Learning music in the 'Soft Mozart' system is considered a complex skill that is closer to navigating than to reading books, because it involves the development of reading and coordination. In order to develop this important integrated skill, all the components - vision, hearing, coordination and voice - are teamed up from the start. The computer, in particular, allows the engagement of all the components of this complex skill as a training device.
One key foundation of the 'Soft Mozart' program is the determination of the piano as the starting point of music education, because the voice and the music ear of beginners require a 'point of support' for their further development.
Piano is the only widely available instrument that can develop the music ear melodically and harmonically, to train rhythm and to read the Grand Staff. The principal novelty of the digital piano lies in its ability to connect it with a computer for interactive learning. Interactivity is essential in studying any language, especially including the language of music.
The creation of 'Soft Mozart' is a genuine breakthrough in music education. With the help of this computerized system, beginners of any age learn music literacy without a struggle. Music books with 'Elementary Presentation' of notation as well as stickers for piano keys have to be introduced to every child in homes, schools and day care centers. The 'Elementary Grand Staff' must become part of any music curriculum in public schools worldwide. There is no other way to spread music literacy and to ensure the future of music education.

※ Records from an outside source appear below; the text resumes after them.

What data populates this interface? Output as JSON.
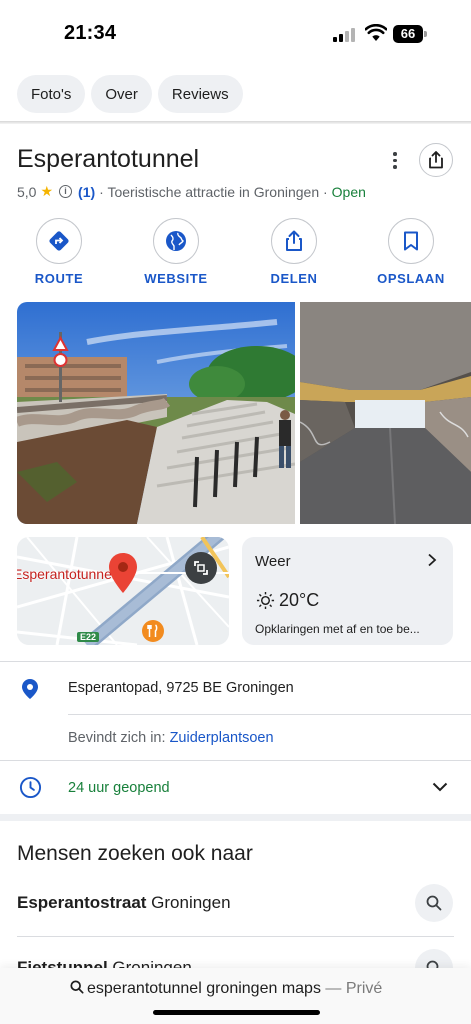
{
  "status_bar": {
    "time": "21:34",
    "battery": "66"
  },
  "tabs": [
    {
      "label": "Foto's"
    },
    {
      "label": "Over"
    },
    {
      "label": "Reviews"
    }
  ],
  "place": {
    "title": "Esperantotunnel",
    "rating": "5,0",
    "review_count": "(1)",
    "category": "· Toeristische attractie in Groningen ·",
    "status": "Open"
  },
  "actions": [
    {
      "label": "ROUTE",
      "icon": "directions-icon"
    },
    {
      "label": "WEBSITE",
      "icon": "globe-icon"
    },
    {
      "label": "DELEN",
      "icon": "share-icon"
    },
    {
      "label": "OPSLAAN",
      "icon": "bookmark-icon"
    }
  ],
  "map": {
    "label": "Esperantotunnel",
    "road": "E22"
  },
  "weather": {
    "title": "Weer",
    "temperature": "20°C",
    "description": "Opklaringen met af en toe be..."
  },
  "info": {
    "address": "Esperantopad, 9725 BE Groningen",
    "located_in_label": "Bevindt zich in:",
    "located_in_value": "Zuiderplantsoen",
    "hours": "24 uur geopend"
  },
  "people_also_search": {
    "title": "Mensen zoeken ook naar",
    "items": [
      {
        "bold": "Esperantostraat",
        "rest": " Groningen"
      },
      {
        "bold": "Fietstunnel",
        "rest": " Groningen"
      }
    ]
  },
  "browser": {
    "query": "esperantotunnel groningen maps",
    "separator": " — ",
    "mode": "Privé"
  },
  "colors": {
    "accent_blue": "#1a57c8",
    "open_green": "#18803b",
    "star_yellow": "#f5b400",
    "pin_red": "#ea4335"
  }
}
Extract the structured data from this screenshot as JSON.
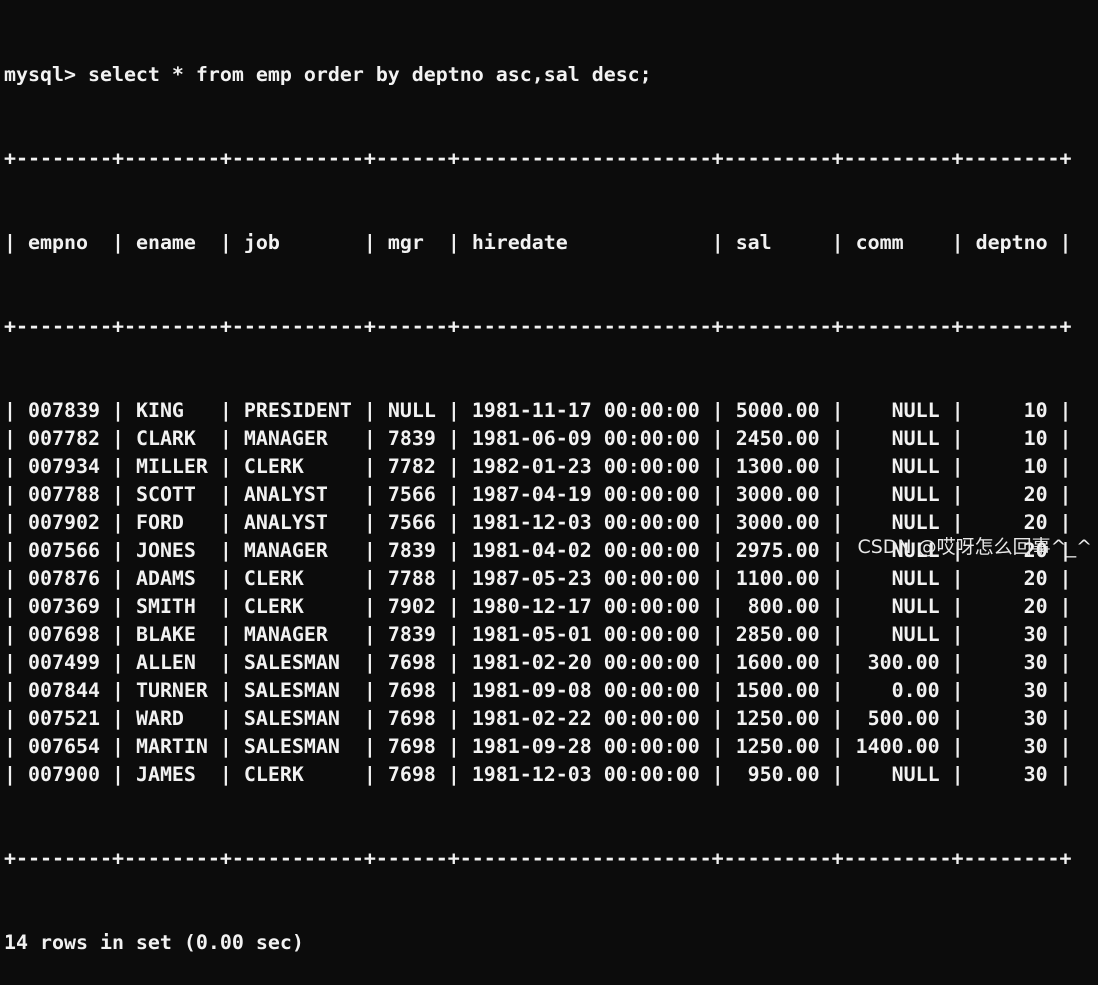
{
  "terminal": {
    "prompt": "mysql> select * from emp order by deptno asc,sal desc;",
    "border": "+--------+--------+-----------+------+---------------------+---------+---------+--------+",
    "columns": [
      "empno",
      "ename",
      "job",
      "mgr",
      "hiredate",
      "sal",
      "comm",
      "deptno"
    ],
    "rows": [
      [
        "007839",
        "KING",
        "PRESIDENT",
        "NULL",
        "1981-11-17 00:00:00",
        "5000.00",
        "NULL",
        "10"
      ],
      [
        "007782",
        "CLARK",
        "MANAGER",
        "7839",
        "1981-06-09 00:00:00",
        "2450.00",
        "NULL",
        "10"
      ],
      [
        "007934",
        "MILLER",
        "CLERK",
        "7782",
        "1982-01-23 00:00:00",
        "1300.00",
        "NULL",
        "10"
      ],
      [
        "007788",
        "SCOTT",
        "ANALYST",
        "7566",
        "1987-04-19 00:00:00",
        "3000.00",
        "NULL",
        "20"
      ],
      [
        "007902",
        "FORD",
        "ANALYST",
        "7566",
        "1981-12-03 00:00:00",
        "3000.00",
        "NULL",
        "20"
      ],
      [
        "007566",
        "JONES",
        "MANAGER",
        "7839",
        "1981-04-02 00:00:00",
        "2975.00",
        "NULL",
        "20"
      ],
      [
        "007876",
        "ADAMS",
        "CLERK",
        "7788",
        "1987-05-23 00:00:00",
        "1100.00",
        "NULL",
        "20"
      ],
      [
        "007369",
        "SMITH",
        "CLERK",
        "7902",
        "1980-12-17 00:00:00",
        "800.00",
        "NULL",
        "20"
      ],
      [
        "007698",
        "BLAKE",
        "MANAGER",
        "7839",
        "1981-05-01 00:00:00",
        "2850.00",
        "NULL",
        "30"
      ],
      [
        "007499",
        "ALLEN",
        "SALESMAN",
        "7698",
        "1981-02-20 00:00:00",
        "1600.00",
        "300.00",
        "30"
      ],
      [
        "007844",
        "TURNER",
        "SALESMAN",
        "7698",
        "1981-09-08 00:00:00",
        "1500.00",
        "0.00",
        "30"
      ],
      [
        "007521",
        "WARD",
        "SALESMAN",
        "7698",
        "1981-02-22 00:00:00",
        "1250.00",
        "500.00",
        "30"
      ],
      [
        "007654",
        "MARTIN",
        "SALESMAN",
        "7698",
        "1981-09-28 00:00:00",
        "1250.00",
        "1400.00",
        "30"
      ],
      [
        "007900",
        "JAMES",
        "CLERK",
        "7698",
        "1981-12-03 00:00:00",
        "950.00",
        "NULL",
        "30"
      ]
    ],
    "footer": "14 rows in set (0.00 sec)"
  },
  "watermark": "CSDN @哎呀怎么回事^_^",
  "colors": {
    "background": "#0c0c0c",
    "text": "#f2f2f2"
  }
}
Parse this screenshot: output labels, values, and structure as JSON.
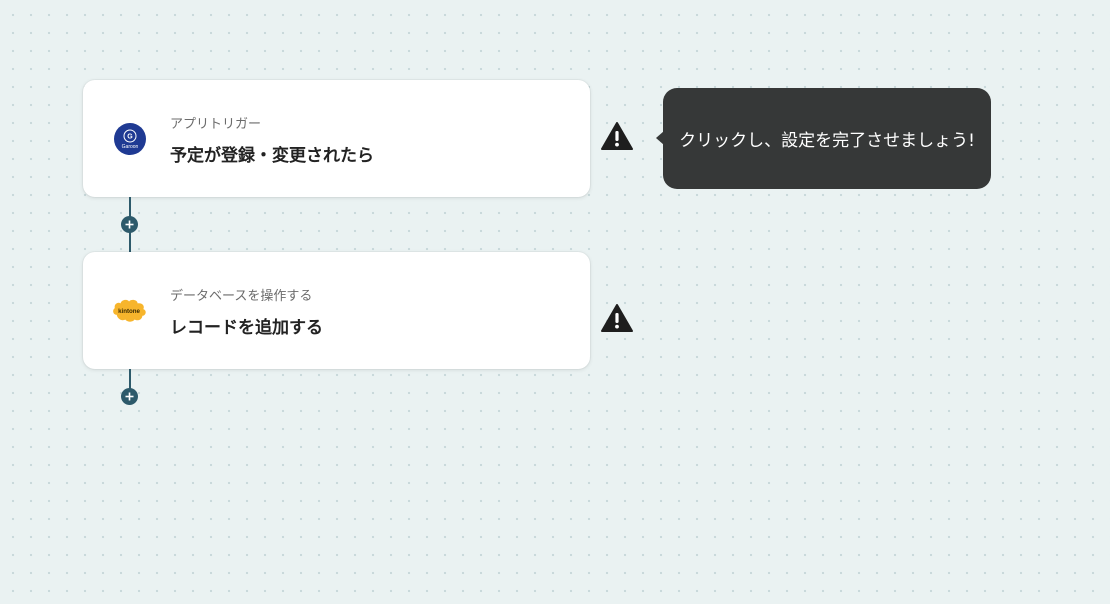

It is necessary for every music educator to be introduced to the 'Soft Way to Mozart' system, because it is not just another method that can be dismissed by personal preference.
Likewise, every music publisher must be aware that any method that tries to teach music notation in the 'blind mode' ought to be reconsidered.
Every ministry of education of any country must also know that it is wasted money and energy when spent on approaches that have failed to develop the ability of children to read music notes by developing their eyesight to read music. Such approaches teach only people with inborn music talent to see a music score within, and exclude the rest.
And every commercial institution that promotes an approach to music education that does not seek to develop skills to see music notation, simply misleads its students into a blind alley.
The 'Soft Way to Mozart' is a scientifically researched alternative, a discovery of universal importance, and a completely new platform for teaching music literacy that promises an end to the Dark Ages in music education.